- **TASK BRIEF**:
Scan the listing below. Copy each line that contains "this".

━━━ DATA TO PROCESS

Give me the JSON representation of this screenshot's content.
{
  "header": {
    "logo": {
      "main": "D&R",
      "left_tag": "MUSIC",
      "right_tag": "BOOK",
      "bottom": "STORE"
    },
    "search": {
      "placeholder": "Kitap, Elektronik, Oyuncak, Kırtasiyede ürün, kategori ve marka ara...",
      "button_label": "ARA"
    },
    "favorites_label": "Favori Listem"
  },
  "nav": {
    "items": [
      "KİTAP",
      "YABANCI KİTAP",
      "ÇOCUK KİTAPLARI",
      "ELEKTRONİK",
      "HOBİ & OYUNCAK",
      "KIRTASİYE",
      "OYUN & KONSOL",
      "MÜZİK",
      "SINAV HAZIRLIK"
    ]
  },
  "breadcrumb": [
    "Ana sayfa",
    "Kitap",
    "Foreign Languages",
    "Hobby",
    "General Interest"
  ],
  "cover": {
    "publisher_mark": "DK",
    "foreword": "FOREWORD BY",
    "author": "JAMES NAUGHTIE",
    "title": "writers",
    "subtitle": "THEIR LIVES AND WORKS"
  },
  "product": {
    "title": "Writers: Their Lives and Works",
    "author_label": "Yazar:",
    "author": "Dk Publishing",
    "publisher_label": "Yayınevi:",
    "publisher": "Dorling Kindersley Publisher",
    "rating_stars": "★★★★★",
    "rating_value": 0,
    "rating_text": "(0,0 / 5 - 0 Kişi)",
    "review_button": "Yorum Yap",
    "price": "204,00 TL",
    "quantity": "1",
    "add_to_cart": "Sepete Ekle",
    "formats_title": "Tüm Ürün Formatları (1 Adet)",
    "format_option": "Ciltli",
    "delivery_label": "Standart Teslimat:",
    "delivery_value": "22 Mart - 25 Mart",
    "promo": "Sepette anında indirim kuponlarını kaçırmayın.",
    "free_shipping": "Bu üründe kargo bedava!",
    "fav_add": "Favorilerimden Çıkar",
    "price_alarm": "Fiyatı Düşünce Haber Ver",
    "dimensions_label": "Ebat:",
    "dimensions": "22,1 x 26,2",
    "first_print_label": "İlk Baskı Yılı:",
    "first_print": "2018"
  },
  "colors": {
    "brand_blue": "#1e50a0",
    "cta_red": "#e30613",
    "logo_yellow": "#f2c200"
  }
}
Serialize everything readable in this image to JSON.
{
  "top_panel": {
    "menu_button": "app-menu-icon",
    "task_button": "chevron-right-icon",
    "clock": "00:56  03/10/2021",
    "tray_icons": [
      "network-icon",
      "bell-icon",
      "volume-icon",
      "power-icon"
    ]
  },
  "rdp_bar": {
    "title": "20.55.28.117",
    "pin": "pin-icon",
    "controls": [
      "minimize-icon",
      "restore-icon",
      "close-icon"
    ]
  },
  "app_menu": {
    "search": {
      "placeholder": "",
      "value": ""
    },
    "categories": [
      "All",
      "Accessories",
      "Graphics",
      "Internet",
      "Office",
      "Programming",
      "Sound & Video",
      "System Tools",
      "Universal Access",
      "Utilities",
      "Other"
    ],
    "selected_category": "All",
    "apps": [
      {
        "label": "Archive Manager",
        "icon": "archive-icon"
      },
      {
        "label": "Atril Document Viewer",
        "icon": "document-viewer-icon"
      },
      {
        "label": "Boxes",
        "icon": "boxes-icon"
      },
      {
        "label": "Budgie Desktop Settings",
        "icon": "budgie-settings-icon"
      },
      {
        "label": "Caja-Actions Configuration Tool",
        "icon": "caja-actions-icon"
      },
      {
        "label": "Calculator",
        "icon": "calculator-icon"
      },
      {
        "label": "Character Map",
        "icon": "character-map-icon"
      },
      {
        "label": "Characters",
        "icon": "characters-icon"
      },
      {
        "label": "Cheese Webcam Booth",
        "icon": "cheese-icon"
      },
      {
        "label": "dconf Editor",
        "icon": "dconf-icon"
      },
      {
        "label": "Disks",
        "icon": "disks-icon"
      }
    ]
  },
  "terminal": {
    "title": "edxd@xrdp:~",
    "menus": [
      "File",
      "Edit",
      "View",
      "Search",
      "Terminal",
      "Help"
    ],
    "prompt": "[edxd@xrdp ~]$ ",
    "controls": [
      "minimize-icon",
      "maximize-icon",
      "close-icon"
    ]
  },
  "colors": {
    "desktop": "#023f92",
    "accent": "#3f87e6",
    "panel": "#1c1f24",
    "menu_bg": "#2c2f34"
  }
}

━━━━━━

- **EXERCISE RESULT**:
Give me the JSON representation of this screenshot's content.
Serialize everything readable in this image to JSON.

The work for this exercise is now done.